Handsome (my significant other) took a lot of convincing, but in the end, "I'm pretty sure my father would disown me if I had a baby before getting married" was what did it.  Family is important here, and he didn't really want to drive any wedges between myself and my original family.  And his mom loves me too even if we don't have a baby, and considering my past track-record with relationships, family and guy both loving me seems like divine blessing enough.

Thursday, June 18, 2015

What to Pack for Long-Term Missions in The Highlands of Guatemala: Day 1,801

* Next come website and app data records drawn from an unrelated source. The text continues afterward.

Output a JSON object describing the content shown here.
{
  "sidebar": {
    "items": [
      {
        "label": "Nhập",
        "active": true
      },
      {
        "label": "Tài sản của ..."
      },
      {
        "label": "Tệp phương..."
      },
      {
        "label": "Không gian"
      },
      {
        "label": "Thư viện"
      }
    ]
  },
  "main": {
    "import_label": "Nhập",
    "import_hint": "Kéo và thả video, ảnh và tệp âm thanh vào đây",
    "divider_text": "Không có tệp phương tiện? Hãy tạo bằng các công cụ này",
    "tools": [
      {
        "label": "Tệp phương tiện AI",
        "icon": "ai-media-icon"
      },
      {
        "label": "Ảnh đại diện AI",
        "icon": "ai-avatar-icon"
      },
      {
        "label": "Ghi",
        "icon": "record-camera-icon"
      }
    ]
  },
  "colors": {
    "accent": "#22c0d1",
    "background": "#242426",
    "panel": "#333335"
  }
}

You may recall that quite a few months ago I responded to a writing prompt from Velvet Ashes.  Today, I am responding to another one.  The prompt for today is the following:  Make a packing list of items that people should bring when moving to your area of the world. 

So, since I live and work in the Highlands of Guatemala, I'm tasked with making a packing list, and here it goes.

1. Underwear.  Gotta start somewhere.  Might as well start with practical stuff.  While underwear can be bought here, it's not as good of quality.  Neither are...
2. Shoes.  You'll want at least one pair of good tennis shoes.  The shoes here aren't as good of quality as shoes from the US, and if you wear much larger than a 9.5, you probably won't find anything in your size even if you shop in the men's section.  Most of the time you'll wear sandals; make sure it's a comfortable pair, preferably one that straps to your feet.
3. A Heavy Jacket (and a light one).  Depending on how high into the Highlands you're going, you'll probably want a heavy jacket, something waterproofish with a warm lining to it.
4. Ziplock baggies. They'll come in useful and they aren't readily available here.  Just trust me on this one.
5. Tupperware. These will help to keep bugs out of your food.  (Doesn't have to be name brand stuff, but I figure you know what I mean this way.)
6. A Dual-SIM phone. There are three phone companies in Guatemala.  They vary from low-service/low-cost to wide-service/high-cost.  A Dual-SIM phone will help you get the best of two services.  (If you get a Triple-SIM phone, you'll never have to make decisions ever again, but it would be overkill.)
7. Laptop (and relevant electronics). Electronics tend to be better quality in the US and are about the same price.
8. Power Strip. Many places will only have 1 outlet per room.  There will be times that you need more.
9.  Extension Cord. Sometimes that one outlet won't be where you need it to be.
10.  Pressure Cooker. Not easy to find and important for high-altitude cooking.
11.  Three-hole Punch.  They sell 3-ring binders here, but I haven't found any 3-hole punches.  Useful for organizing.

Obviously this list will vary depending on the needs of the missionary.  There are other things that a person may not be able to get here, but it depends on the individual.  If you are planning a long-term commitment to Guatemala, feel free to ask about any specific items you may feel necessary for your personal life or your mission work.